Twitch is ending service in Korea because it’s too expensive to operate there

CEO Dan Clancy said that the operational costs are ‘prohibitively expensive’

Illustration featuring purple and pink graphic lines and a Twitch logo Illustration: Ariel Davis for Polygon
Ana Diaz (she/her) is a culture writer at Polygon, covering internet culture, fandom, and video games. Her work has previously appeared at NPR, Wired, and The Verge.

Twitch will be ceasing operations in South Korea due to the “prohibitively expensive” operational cost of running the streaming platform in the country, CEO Dan Clancy said Tuesday. According to the blog post, Twitch will stop service in Korea on Feb. 27, exiting a country known for being a global center of gaming and esports.

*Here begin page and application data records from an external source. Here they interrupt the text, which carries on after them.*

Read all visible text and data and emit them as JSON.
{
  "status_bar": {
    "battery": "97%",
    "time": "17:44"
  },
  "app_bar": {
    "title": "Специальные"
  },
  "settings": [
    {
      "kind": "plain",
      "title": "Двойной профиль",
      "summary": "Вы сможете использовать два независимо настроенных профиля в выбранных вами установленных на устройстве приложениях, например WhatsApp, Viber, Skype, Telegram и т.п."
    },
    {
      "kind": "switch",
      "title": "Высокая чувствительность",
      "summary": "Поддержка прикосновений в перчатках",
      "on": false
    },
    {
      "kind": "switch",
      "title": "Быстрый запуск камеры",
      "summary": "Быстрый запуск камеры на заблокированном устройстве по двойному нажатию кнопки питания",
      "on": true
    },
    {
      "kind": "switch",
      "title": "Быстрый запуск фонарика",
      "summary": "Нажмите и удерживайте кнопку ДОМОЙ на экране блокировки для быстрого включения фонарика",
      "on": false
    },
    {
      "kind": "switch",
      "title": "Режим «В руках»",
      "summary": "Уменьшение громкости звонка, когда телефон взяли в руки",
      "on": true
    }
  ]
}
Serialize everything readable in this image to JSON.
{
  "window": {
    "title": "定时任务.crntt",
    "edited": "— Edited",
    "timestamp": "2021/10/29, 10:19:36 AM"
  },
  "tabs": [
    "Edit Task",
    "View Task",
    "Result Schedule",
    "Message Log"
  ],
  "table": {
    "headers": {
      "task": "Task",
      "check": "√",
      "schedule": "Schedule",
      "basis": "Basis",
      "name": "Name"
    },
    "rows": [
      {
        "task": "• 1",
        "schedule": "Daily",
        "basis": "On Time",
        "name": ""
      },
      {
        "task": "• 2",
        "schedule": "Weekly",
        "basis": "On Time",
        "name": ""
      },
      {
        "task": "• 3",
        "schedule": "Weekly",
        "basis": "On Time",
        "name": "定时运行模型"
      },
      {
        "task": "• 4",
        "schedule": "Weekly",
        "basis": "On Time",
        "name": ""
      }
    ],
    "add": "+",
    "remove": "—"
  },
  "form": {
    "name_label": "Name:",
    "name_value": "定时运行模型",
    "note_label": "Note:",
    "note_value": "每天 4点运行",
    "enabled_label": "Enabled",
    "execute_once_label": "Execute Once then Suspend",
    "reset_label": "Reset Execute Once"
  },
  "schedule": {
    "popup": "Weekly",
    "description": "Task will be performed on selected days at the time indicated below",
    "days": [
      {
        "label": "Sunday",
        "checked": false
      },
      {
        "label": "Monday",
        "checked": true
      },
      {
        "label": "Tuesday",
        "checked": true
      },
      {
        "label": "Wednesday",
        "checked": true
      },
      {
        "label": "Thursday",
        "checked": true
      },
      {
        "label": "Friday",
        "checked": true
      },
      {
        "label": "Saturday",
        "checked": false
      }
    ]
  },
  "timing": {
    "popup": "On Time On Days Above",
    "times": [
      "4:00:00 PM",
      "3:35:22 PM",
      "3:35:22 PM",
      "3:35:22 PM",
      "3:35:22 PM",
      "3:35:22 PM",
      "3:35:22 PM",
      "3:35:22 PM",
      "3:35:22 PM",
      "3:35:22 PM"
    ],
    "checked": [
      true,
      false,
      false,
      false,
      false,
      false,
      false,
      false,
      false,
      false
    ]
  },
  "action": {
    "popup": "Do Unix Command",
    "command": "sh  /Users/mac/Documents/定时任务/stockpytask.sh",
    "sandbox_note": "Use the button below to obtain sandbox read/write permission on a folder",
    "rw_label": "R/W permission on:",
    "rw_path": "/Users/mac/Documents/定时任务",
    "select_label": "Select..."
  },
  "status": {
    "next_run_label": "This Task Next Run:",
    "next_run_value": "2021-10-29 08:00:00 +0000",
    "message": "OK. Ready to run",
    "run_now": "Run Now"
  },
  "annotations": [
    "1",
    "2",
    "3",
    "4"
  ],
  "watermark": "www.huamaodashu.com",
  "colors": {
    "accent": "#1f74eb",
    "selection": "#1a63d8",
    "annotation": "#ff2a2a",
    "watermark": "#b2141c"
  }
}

The blog emphasized that the cost of running Twitch in Korea presented a “unique situation.” In Korea, broadband has additional service fees that make streaming there more expensive. Before announcing this change, Twitch tried a peer-to-peer model for source quality and switched the source quality maximum to 720p, but it didn’t lower costs enough. According to Twitch, the network fees were still “10 times more expensive than in most other countries.”

Ending service in Korea will likely present challenges to both creators and the overall popularity of the Twitch platform. Although prestigious tournaments can be held in different countries and major competitions are streamed to YouTube already — the 2024 League of Legends World Championship will be held in London — Korea is a major hub for competitive esports. The country is home to many of the top teams for popular games like League of Legends and Twitch owes much of its early growth to the global popularity of Korean esports. Now, eager viewers will likely turn to YouTube as the defacto streaming platform if they want to watch Korean players.

In some cases, this might mean that professional streamers will have to restart on another platform. Yummy_2, a popular streamer known for just chatting and sports streams, exclaimed in a video, “I lost my job! My career! Everything that I made — I made partner streamer — everything will be gone!”

To that end, Clancy said the Twitch team will help Korean streamers move their communities to other livestreaming platforms and that the company will be hosting a Q&A for the Korean community on Dec. 5.

“I want to reiterate that this was a very difficult decision and one we are very disappointed we had to make. Korea has always and will continue to play a special role in the international esports community and we are incredibly grateful for the communities they built on Twitch.”

The next level of puzzles.

Take a break from your day by playing a puzzle or two! We’ve got SpellTower, Typeshift, crosswords, and more.